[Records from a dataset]
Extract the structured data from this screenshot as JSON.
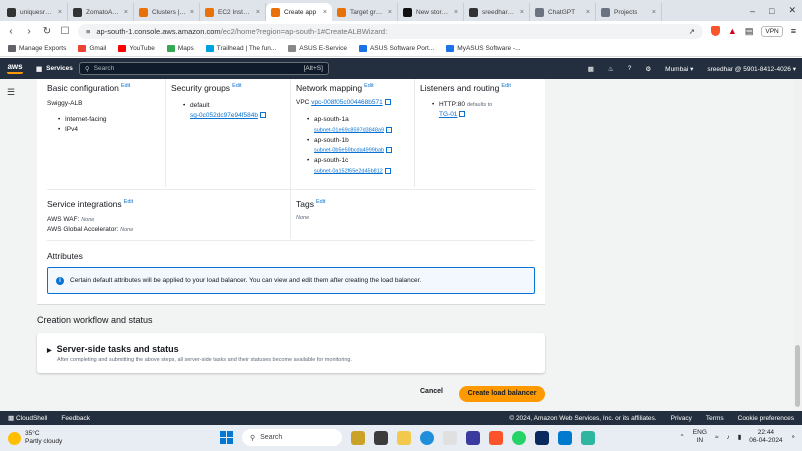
{
  "browser": {
    "tabs": [
      {
        "label": "uniquesreedha",
        "color": "#333333",
        "icon": "github-icon"
      },
      {
        "label": "ZomatoApp-C",
        "color": "#333333",
        "icon": "github-icon"
      },
      {
        "label": "Clusters | Elasti",
        "color": "#e8710a",
        "icon": "aws-icon"
      },
      {
        "label": "EC2 Instance C",
        "color": "#e8710a",
        "icon": "aws-icon"
      },
      {
        "label": "Create app",
        "color": "#e8710a",
        "icon": "aws-icon",
        "active": true
      },
      {
        "label": "Target group d",
        "color": "#e8710a",
        "icon": "aws-icon"
      },
      {
        "label": "New story – Me",
        "color": "#111111",
        "icon": "medium-icon"
      },
      {
        "label": "sreedhar8897/",
        "color": "#333333",
        "icon": "github-icon"
      },
      {
        "label": "ChatGPT",
        "color": "#6b7280",
        "icon": "chatgpt-icon"
      },
      {
        "label": "Projects",
        "color": "#6b7280",
        "icon": "projects-icon"
      }
    ],
    "url_main": "ap-south-1.console.aws.amazon.com",
    "url_rest": "/ec2/home?region=ap-south-1#CreateALBWizard:",
    "vpn": "VPN",
    "bookmarks": [
      {
        "label": "Manage Exports",
        "color": "#5f6368"
      },
      {
        "label": "Gmail",
        "color": "#ea4335"
      },
      {
        "label": "YouTube",
        "color": "#ff0000"
      },
      {
        "label": "Maps",
        "color": "#34a853"
      },
      {
        "label": "Trailhead | The fun...",
        "color": "#00a1e0"
      },
      {
        "label": "ASUS E-Service",
        "color": "#888888"
      },
      {
        "label": "ASUS Software Port...",
        "color": "#1a73e8"
      },
      {
        "label": "MyASUS Software -...",
        "color": "#1a73e8"
      }
    ]
  },
  "aws": {
    "logo": "aws",
    "services": "Services",
    "search_placeholder": "Search",
    "search_shortcut": "[Alt+S]",
    "region": "Mumbai ▾",
    "account": "sreedhar @ 5901-8412-4026 ▾"
  },
  "review": {
    "basic": {
      "title": "Basic configuration",
      "edit": "Edit",
      "name": "Swiggy-ALB",
      "items": [
        "Internet-facing",
        "IPv4"
      ]
    },
    "security": {
      "title": "Security groups",
      "edit": "Edit",
      "item": "default",
      "sg": "sg-0c052dc97e94f584b"
    },
    "network": {
      "title": "Network mapping",
      "edit": "Edit",
      "vpc_label": "VPC",
      "vpc": "vpc-008f05c004468b571",
      "azs": [
        {
          "az": "ap-south-1a",
          "subnet": "subnet-01e69c8597d3848a9"
        },
        {
          "az": "ap-south-1b",
          "subnet": "subnet-0b5e59bcda4999bab"
        },
        {
          "az": "ap-south-1c",
          "subnet": "subnet-0a152f65e2d45b812"
        }
      ]
    },
    "listeners": {
      "title": "Listeners and routing",
      "edit": "Edit",
      "listener": "HTTP:80",
      "defaults_to": "defaults to",
      "target": "TG-01"
    },
    "integrations": {
      "title": "Service integrations",
      "edit": "Edit",
      "waf_label": "AWS WAF:",
      "waf_value": "None",
      "ga_label": "AWS Global Accelerator:",
      "ga_value": "None"
    },
    "tags": {
      "title": "Tags",
      "edit": "Edit",
      "value": "None"
    },
    "attributes": {
      "title": "Attributes",
      "info": "Certain default attributes will be applied to your load balancer. You can view and edit them after creating the load balancer."
    }
  },
  "workflow": {
    "title": "Creation workflow and status",
    "subtitle": "Server-side tasks and status",
    "description": "After completing and submitting the above steps, all server-side tasks and their statuses become available for monitoring."
  },
  "actions": {
    "cancel": "Cancel",
    "create": "Create load balancer"
  },
  "footer": {
    "cloudshell": "CloudShell",
    "feedback": "Feedback",
    "copyright": "© 2024, Amazon Web Services, Inc. or its affiliates.",
    "privacy": "Privacy",
    "terms": "Terms",
    "cookies": "Cookie preferences"
  },
  "taskbar": {
    "temp": "35°C",
    "weather": "Partly cloudy",
    "search": "Search",
    "lang1": "ENG",
    "lang2": "IN",
    "time": "22:44",
    "date": "06-04-2024"
  }
}
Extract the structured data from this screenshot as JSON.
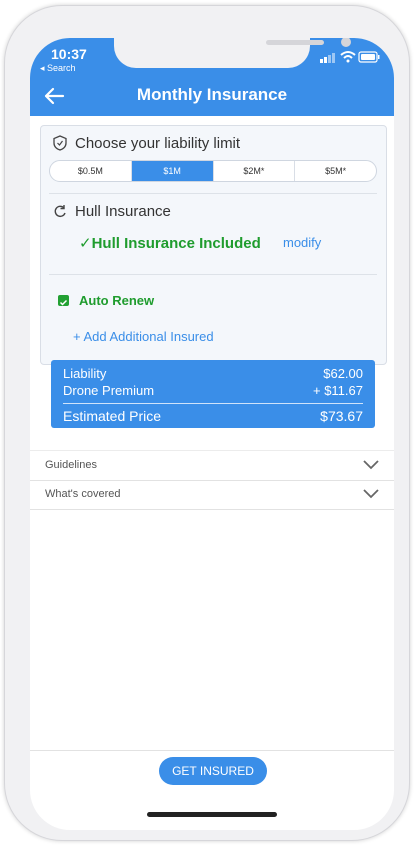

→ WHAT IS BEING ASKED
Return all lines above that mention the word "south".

→ RESPONSE
    "url_main": "ap-south-1.console.aws.amazon.com",
    "url_rest": "/ec2/home?region=ap-south-1#CreateALBWizard:",
          "az": "ap-south-1a",
          "az": "ap-south-1b",
          "az": "ap-south-1c",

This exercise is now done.